Dynasty 20th Dynasty
Pharaoh(s) Ramesses IXRamesses XI
Titles Second Prophet of Amun
Father Ramessesnakhte
Mother Adjedet-Aa
Burial Unknown
For other pages by this name, see Nesamun.

Nesamun (transliteration: ns-ỉmn, meaning: "The One who Belongs to Amun") was an ancient Egyptian priest of the Twentieth Dynasty during the New Kingdom. He held the office of Second Prophet of Amun and at times fulfilled the role normally played by the acting High Priest of Amun.[1]


Nesamun is a son of the High Priest of Amun Ramessesnakhte and his wife Adjedet-Aat. His older brother, Amenhotep, succeeded their father as High Priest. Other brothers include Merybastet II and Usermaatrenakhte II. He also had a sister called Aatmeret.
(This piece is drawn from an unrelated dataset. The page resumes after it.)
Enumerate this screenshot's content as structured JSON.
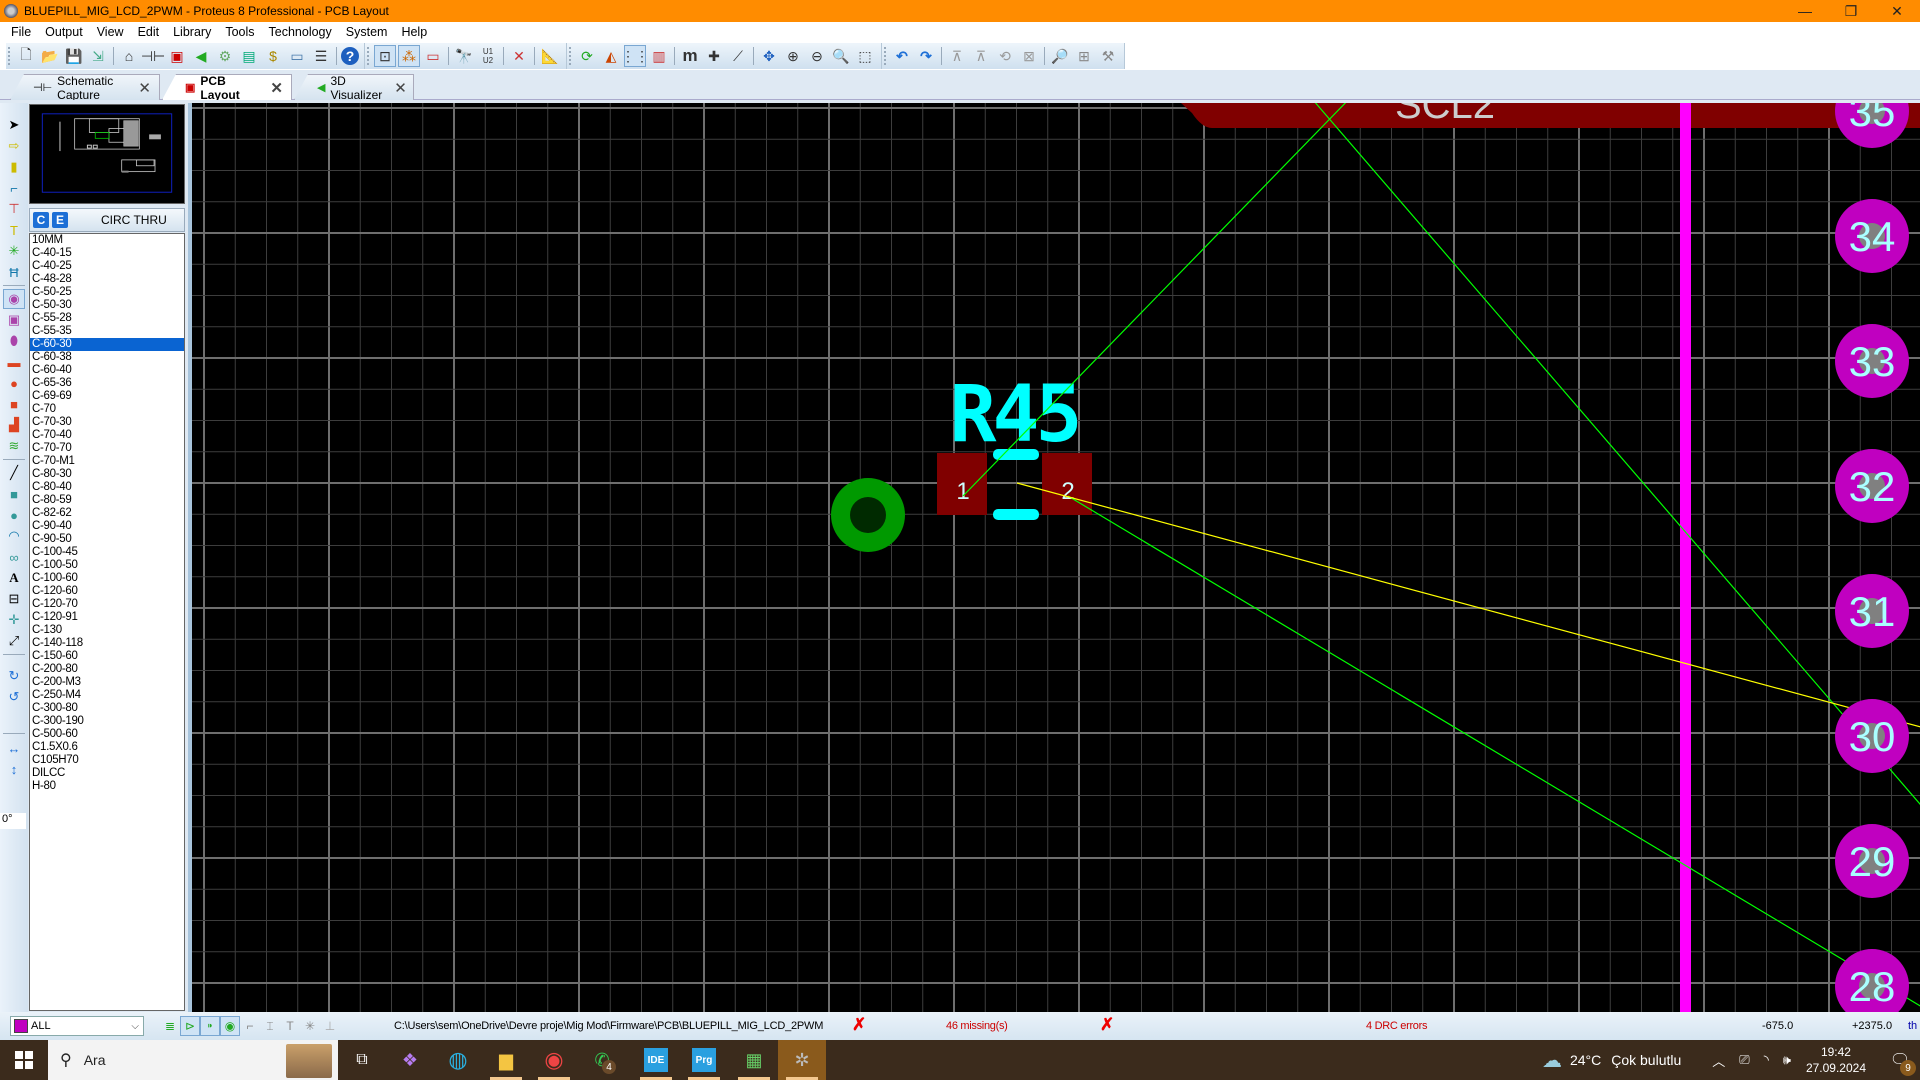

At the end of the New Kingdom, Nesamun rose to the position of Second Prophet in the priesthood of Amun at Thebes. During the first phase of the pontificate of his brother, Amenhotep, it was a certain Tjanefer who is attested as Second Prophet of Amun, showing that Nesamun only became prominent later. It has been postulated that Nesamun may have acted as 'temporary' High Priest to replace his brother during the transgression against the latter by the Viceroy of Kush Panehesy.[2]

In the famous Oracle of Year 7 of the wḥm-mswt, Nesamun is still presented as Second Prophet together with the High Priest of Amun Piankh.[3] However, it has been pointed out that Piankh more or less stands aside and allows Nesamun to perform the role normally played solely by the acting High Priest.[1]


The whereabouts of Nesamun's tomb and mummy remain unknown, but given his position he was presumably buried somewhere at the Theban Necropolis.


  1. 1.0 1.1 Bell 1980, p. 44.
  2. Thijs 2009, p. 343-353.
  3. Nims 1948, p. 157-162.


  • Bell, L., 1980: Serapis 6.
  • Nims, C.F., 1948: An Oracle Dated in "The Repeating of Births". Journal of Near Eastern Studies, Vol. 7, No. 3.
  • Thijs, A., 2009: The Second Prophet Nesamun and his claim to the High-Priesthood. Studien zur Altägyptischen Kultur (SAK), Vol. 38.